If it turns out that pro-Russian militants shot down MH17, the incident could trigger significant blowback from from a strategy that Moscow has pursued in eastern Ukraine for months.
In early June, the Vostok Battalion, a Russian intelligence-linked paramilitary group founded in the restive autonomous republic of Chechnya, became a major player in eastern Ukraine. The professional and battle-hardened force attempted to impose discipline on pro-Moscow Ukrainian irregulars, leading to brief bouts of infighting within the rebel ranks. Vostok was likely sent by Russian intelligence to organise and focus the pro-Moscow rebellion in a number of flashpoint cities, including Donetsk.
As Mark Galeotti of New York University told Business Insider in June, Vostok “[wasn’t] there to replace the militias in eastern Ukraine. They’re there to be the force that essentially controls them in Moscow’s name.”
The leader of the Donestk People’s Republic is a Russian military intelligence agent who holds Russian citizenship. But within the Donestk People’s Republic, the rank and file might have been more foreign in character than has previously been assumed. In a long interview with Radio Free Europe/Radio Liberty, an Armenian volunteer for the DPR estimated that 80% of the fighters in Eastern Ukraine were from outside of the country.
This is anecdotal, but the low estimate is still around 20%, according to RFE/RL — which means that at best, a fifth of anti-Kiev militants in eastern Ukraine were allowed to transit through Russian territory.
Russia’s provided more than just bodies and leadership. Earlier this week, conventional-grade grad rocket batteries fired into Ukraine from Russian territory. And during a speech to the United Nations Security Council on Friday morning, U.S. ambassador to the U.N. Samantha Power stated that Moscow has “recently transported Soviet-era tanks and artillery to the separatists.”
On July 14, three days before MH17 was likely shot down, the U.S. State Department spokesperson offered what now reads like an ominous preview of the plane’s destruction. Without going into specific detail, State claimed that Russia had established a large staging area for the transport of heavy weaponry — including anti-aircraft systems — to its Ukrainian proxies:
Russia continues to accumulate significant amounts of equipment at a deployment site in southwest Russia. This equipment includes tanks of a type no longer used by the Russian military, as well as armoured vehicles, multiple rocket launchers, artillery, and air defence systems. Russia has roughly doubled the number of tanks, armoured vehicles, and rocket launchers at this site. More advanced air defence systems have also arrived at this site.

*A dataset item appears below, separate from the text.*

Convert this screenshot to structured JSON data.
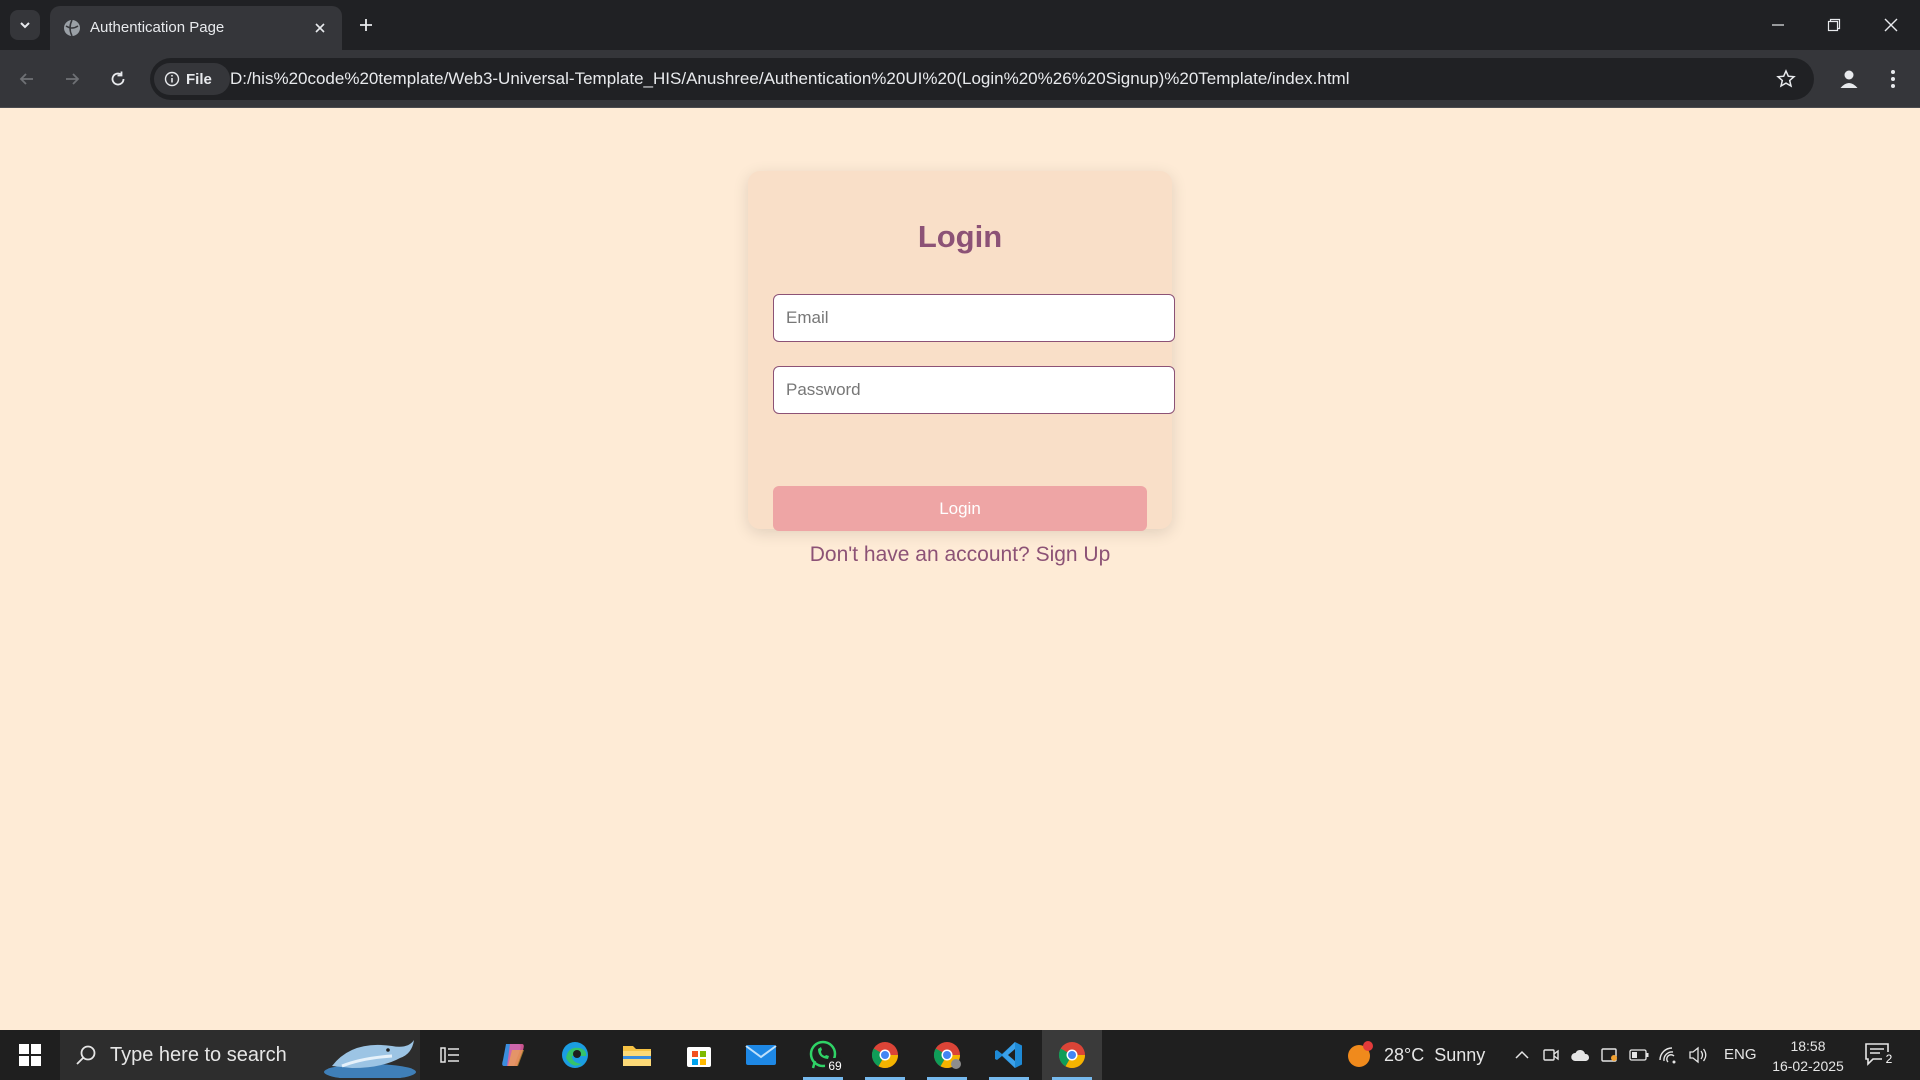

This is of a piece with Russian strategic doctrine. Through supporting irregular forces, sending in its intelligence agents and skilled proxies, and spreading misinformation, Russia has been able to remove its conventional forces from the Ukrainian border and maintain just enough deniability to be able to continue supporting separatists in the region without provoking an escalation it didn’t want.
But now, a foreign airliner has been destroyed and hundreds of foreign citizens are dead. And this is exactly the kind of blowback
tainaya voina is designed to prevent.
Whatever strategic insulation Putin thought he was getting from his policies in Ukraine could be rapidly slipping away.